▶ **Try it**:
Below are some records. Say in a single number how many of their lines include the word "最后影响社会".

'''

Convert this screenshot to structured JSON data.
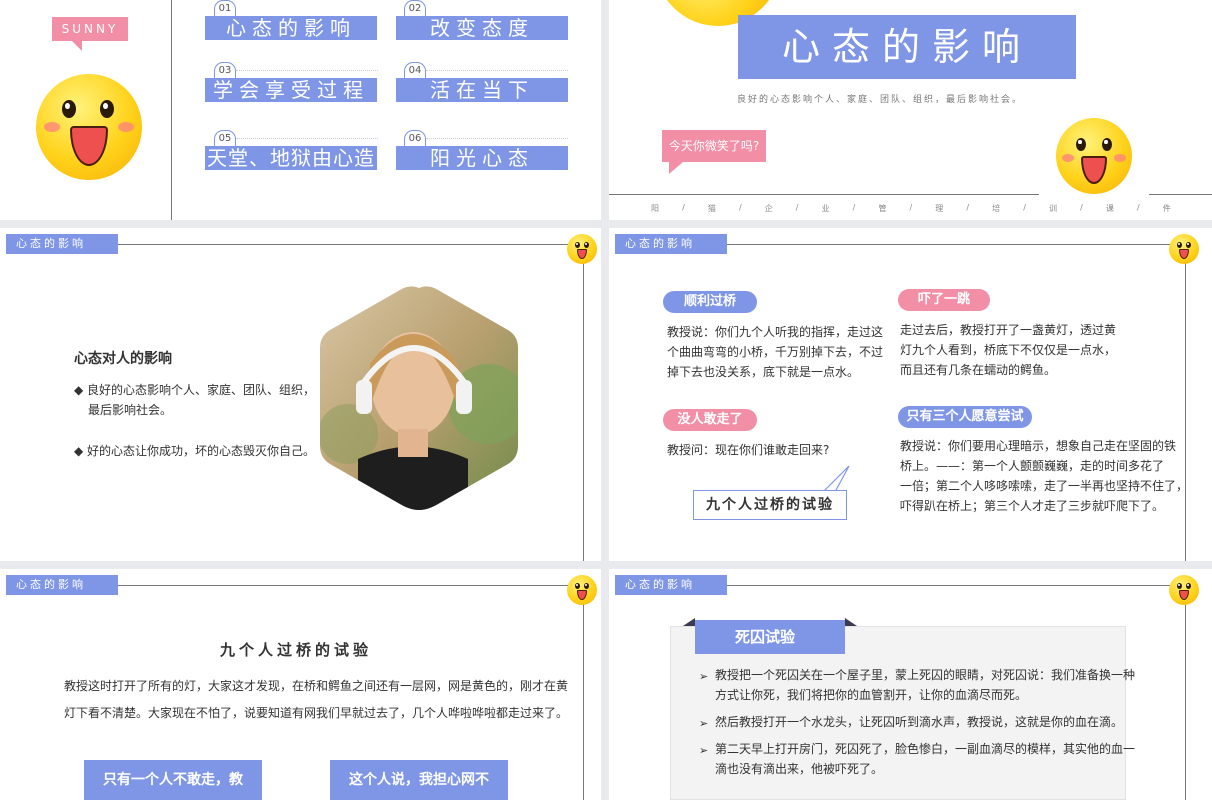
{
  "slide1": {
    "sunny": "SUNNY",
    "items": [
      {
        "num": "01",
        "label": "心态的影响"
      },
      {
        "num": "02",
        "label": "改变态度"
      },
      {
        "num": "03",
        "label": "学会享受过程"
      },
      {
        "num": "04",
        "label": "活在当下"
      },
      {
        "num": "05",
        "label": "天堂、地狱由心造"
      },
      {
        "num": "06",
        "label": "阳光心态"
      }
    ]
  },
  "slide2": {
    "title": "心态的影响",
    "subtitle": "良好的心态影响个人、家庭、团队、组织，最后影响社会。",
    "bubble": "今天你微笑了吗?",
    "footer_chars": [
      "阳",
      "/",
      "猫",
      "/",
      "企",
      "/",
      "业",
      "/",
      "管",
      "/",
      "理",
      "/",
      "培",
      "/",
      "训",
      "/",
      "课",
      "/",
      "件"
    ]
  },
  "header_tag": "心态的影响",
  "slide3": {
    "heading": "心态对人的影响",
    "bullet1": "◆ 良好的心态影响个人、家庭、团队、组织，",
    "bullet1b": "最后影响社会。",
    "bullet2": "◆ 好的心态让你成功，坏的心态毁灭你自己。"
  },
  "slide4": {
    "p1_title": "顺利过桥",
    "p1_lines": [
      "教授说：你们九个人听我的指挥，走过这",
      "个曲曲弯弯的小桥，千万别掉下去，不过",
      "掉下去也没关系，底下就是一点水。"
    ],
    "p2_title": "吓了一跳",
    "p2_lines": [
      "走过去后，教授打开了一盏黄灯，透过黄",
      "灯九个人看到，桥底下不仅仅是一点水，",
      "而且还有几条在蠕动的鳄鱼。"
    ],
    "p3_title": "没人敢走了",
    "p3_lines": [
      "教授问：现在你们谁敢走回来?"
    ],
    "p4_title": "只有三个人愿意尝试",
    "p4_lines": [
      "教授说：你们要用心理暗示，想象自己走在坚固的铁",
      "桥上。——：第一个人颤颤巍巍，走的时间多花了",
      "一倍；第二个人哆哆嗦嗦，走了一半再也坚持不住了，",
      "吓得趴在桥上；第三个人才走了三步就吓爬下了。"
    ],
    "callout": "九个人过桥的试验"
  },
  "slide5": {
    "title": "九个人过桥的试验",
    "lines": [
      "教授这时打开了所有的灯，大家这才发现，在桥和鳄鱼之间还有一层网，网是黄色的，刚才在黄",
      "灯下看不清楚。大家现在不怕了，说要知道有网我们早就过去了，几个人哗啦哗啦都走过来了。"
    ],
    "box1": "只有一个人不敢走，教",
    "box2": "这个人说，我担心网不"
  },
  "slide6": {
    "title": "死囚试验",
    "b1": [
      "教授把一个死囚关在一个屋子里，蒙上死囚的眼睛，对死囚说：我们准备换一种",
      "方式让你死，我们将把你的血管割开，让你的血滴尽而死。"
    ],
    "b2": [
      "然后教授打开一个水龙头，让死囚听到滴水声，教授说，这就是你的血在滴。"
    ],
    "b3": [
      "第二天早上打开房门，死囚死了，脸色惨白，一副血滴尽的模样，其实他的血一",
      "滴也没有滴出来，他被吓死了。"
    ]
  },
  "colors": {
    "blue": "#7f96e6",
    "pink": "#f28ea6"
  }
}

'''
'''

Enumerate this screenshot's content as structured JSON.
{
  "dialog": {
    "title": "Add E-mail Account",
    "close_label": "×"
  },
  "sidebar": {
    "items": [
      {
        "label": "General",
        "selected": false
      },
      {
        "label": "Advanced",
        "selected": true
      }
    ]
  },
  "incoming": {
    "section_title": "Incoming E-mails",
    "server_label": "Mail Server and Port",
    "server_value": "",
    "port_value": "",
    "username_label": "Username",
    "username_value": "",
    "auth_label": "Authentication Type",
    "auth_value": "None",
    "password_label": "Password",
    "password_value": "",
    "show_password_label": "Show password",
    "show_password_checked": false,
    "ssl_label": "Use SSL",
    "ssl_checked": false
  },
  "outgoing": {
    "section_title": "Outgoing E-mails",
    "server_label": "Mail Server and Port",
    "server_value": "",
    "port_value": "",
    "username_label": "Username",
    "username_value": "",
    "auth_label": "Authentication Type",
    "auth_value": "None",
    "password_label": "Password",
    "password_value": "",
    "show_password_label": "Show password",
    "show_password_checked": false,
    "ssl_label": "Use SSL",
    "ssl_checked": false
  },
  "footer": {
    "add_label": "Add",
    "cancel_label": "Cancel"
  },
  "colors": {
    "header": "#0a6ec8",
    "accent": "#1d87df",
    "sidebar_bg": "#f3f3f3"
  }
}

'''

▶ **Task answer**:
2